This article was published originally on 3/23/2005
Banana is a popular fruit. It's easy to peel, easy to eat, and easy to find, typically located in a prominent spot in the produce section of a grocery store. With the wheels of the grocery cart still moving, we don't stop to think about the battles the banana grower had to fight to provide a perfect fruit for our convenient consumption.
Black Sigatoka is a leaf spot disease of banana that can cut a tree's fruit production in half. The fungal disease causes dark leaf spots that eventually enlarge and coalesce, causing much of the leaf area to turn yellow and brown. The high rainfall and humidity of the tropical regions in which bananas are grown are especially favorable for disease development. The fungus that causes black Sigatoka, Mycosphaerella fijiensis, is spread from tree to tree by wind, rain, and irrigation water. The name black Sigatoka was given to the disease because it was first discovered in 1963 in the Sigatoka Valley of Fiji.
Black Sigatoka is a difficult and expensive disease to control. It is estimated that 15-20% of the price of bananas is due to the cost of the disease control measures that are used to produce the fruit. Airplanes or helicopters are used to apply fungicides to leaves. Cultural practices such as removing diseased leaves and pruning branches to improve air circulation are also helpful in reducing the occurrence of the disease, but these practices are labor intensive.
Because fungicides are used so frequently, growers are finding that the fungus is becoming resistant to the fungicide products applied to the crop. In addition, many of the farmers that operate small plantations cannot afford to purchase fungicides. A convenient and low-cost way to control the disease would be to grow banana varieties that are resistant to the disease, but the most popular banana cultivars grown are extremely susceptible to black Sigatoka. Fortunately, banana hybrids that show resistance to this disease are being developed. More work still needs to be done to identify hybrids that produce fruit with a good shelf life and that are acceptable in taste to the consumer.
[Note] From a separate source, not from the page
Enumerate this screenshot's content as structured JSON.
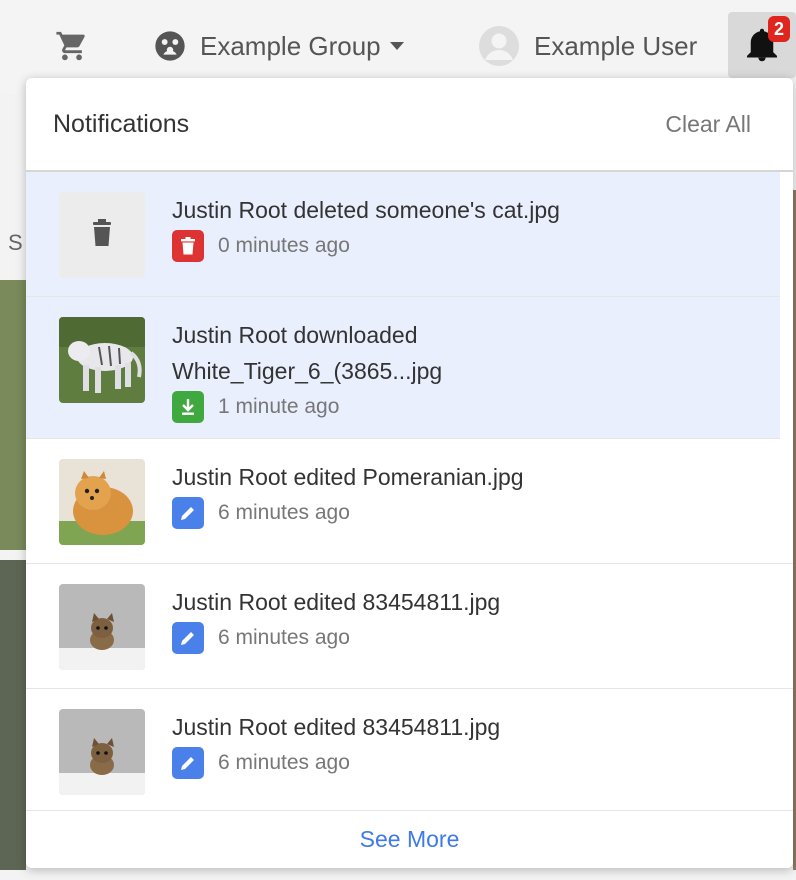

The next time a bright banana is grabbed from the countertop, remember that it took a diligent effort to provide it to you.
Browning and yellowing of a banana leaf caused by the fungal disease, black Sigatoka. (Image taken in Costa Rica .)
Year of Publication:
IC-493(5) -- March 23, 2005